(Data provided begins)

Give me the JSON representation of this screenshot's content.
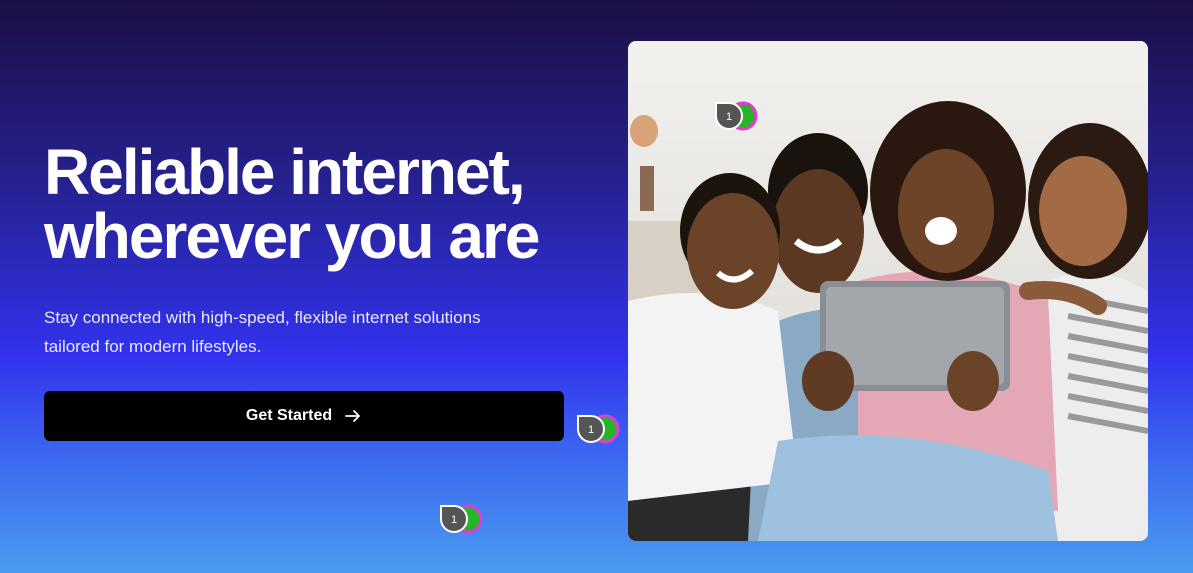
{
  "hero": {
    "title": "Reliable internet,\nwherever you are",
    "subtitle": "Stay connected with high-speed, flexible internet solutions tailored for modern lifestyles.",
    "cta_label": "Get Started",
    "cta_icon": "arrow-right-icon"
  },
  "photo": {
    "subject": "family-with-tablet"
  },
  "markers": [
    {
      "label": "1"
    },
    {
      "label": "1"
    },
    {
      "label": "1"
    }
  ],
  "colors": {
    "cta_background": "#000000",
    "text": "#ffffff",
    "gradient_top": "#1c0f45",
    "gradient_mid": "#3232ee",
    "gradient_bottom": "#4a9af0"
  }
}
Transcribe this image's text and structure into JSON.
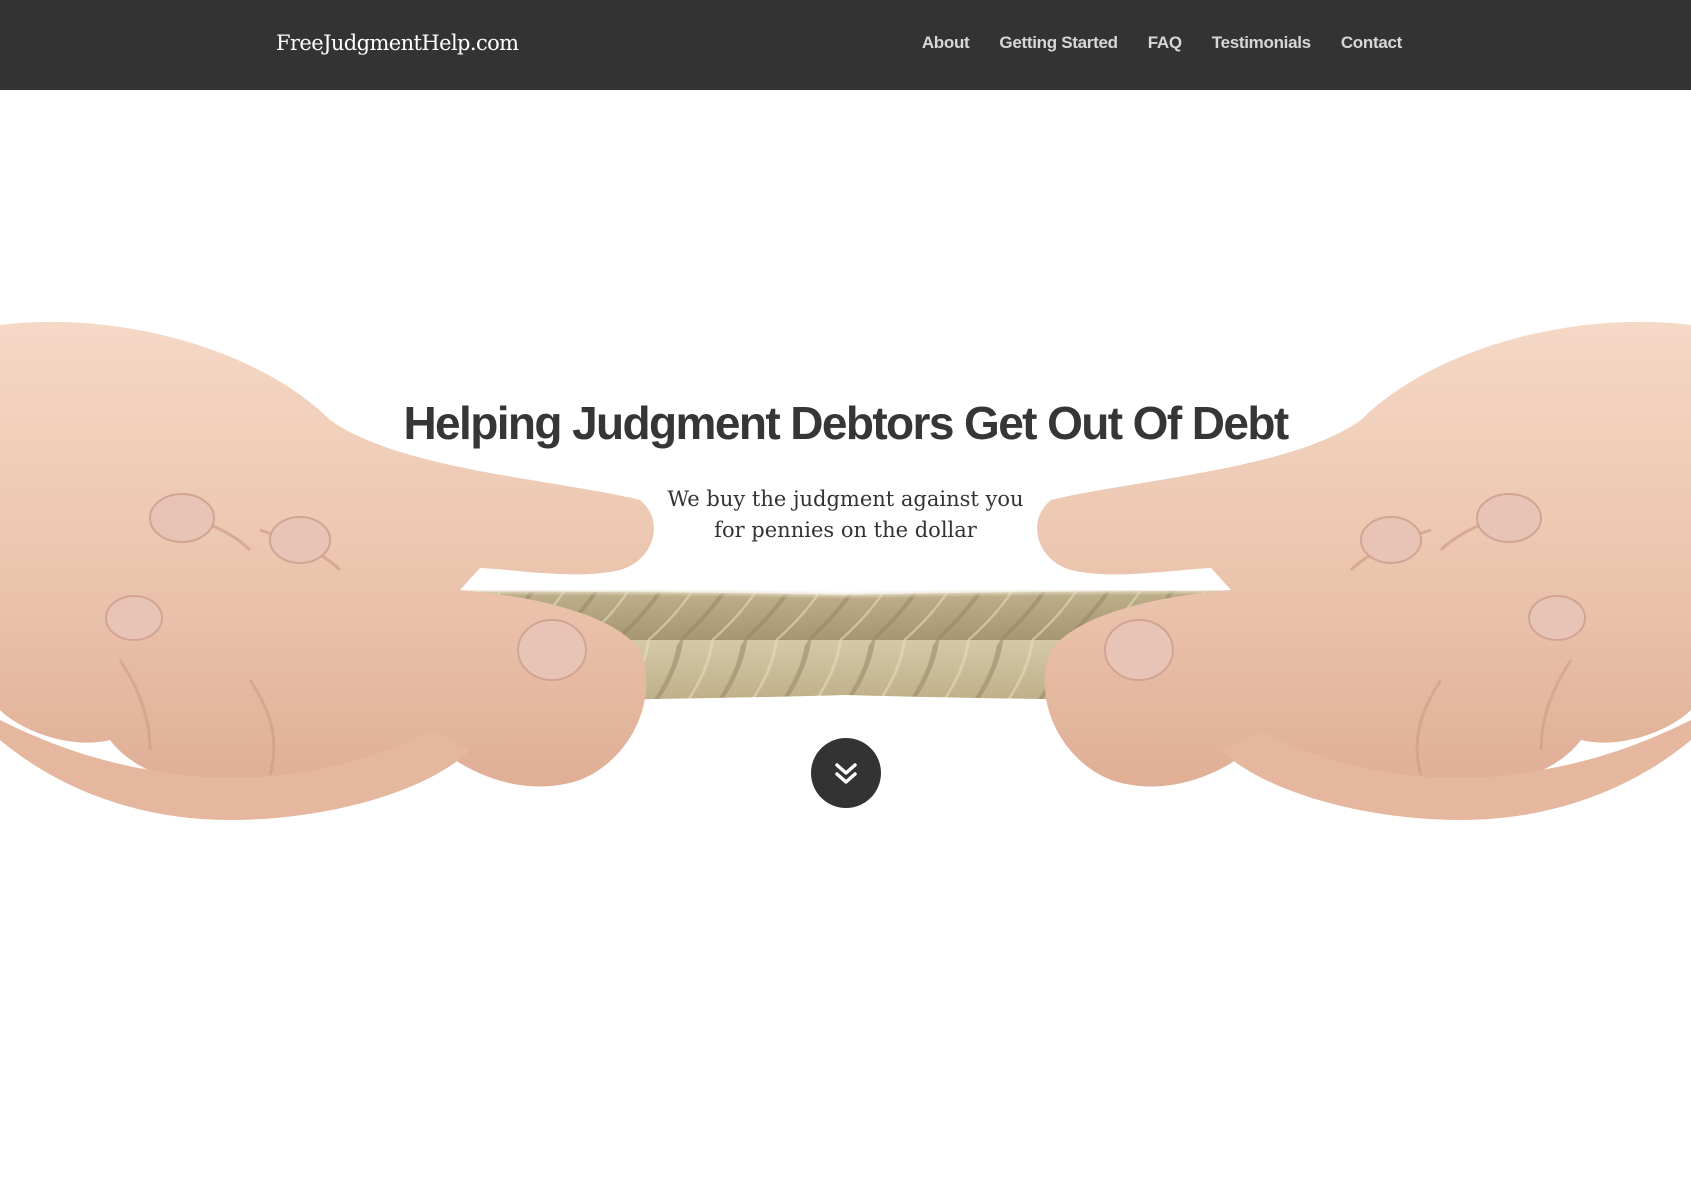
{
  "header": {
    "brand": "FreeJudgmentHelp.com",
    "nav": [
      {
        "label": "About"
      },
      {
        "label": "Getting Started"
      },
      {
        "label": "FAQ"
      },
      {
        "label": "Testimonials"
      },
      {
        "label": "Contact"
      }
    ]
  },
  "hero": {
    "title": "Helping Judgment Debtors Get Out Of Debt",
    "subtitle_line1": "We buy the judgment against you",
    "subtitle_line2": "for pennies on the dollar",
    "scroll_icon": "double-chevron-down-icon",
    "image": "hands-pulling-rope"
  },
  "colors": {
    "navbar_bg": "#333333",
    "nav_text": "#d7d7d7",
    "title_text": "#363636",
    "button_bg": "#333333"
  }
}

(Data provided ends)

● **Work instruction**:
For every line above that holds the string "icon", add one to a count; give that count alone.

● **Solution for this task**:
2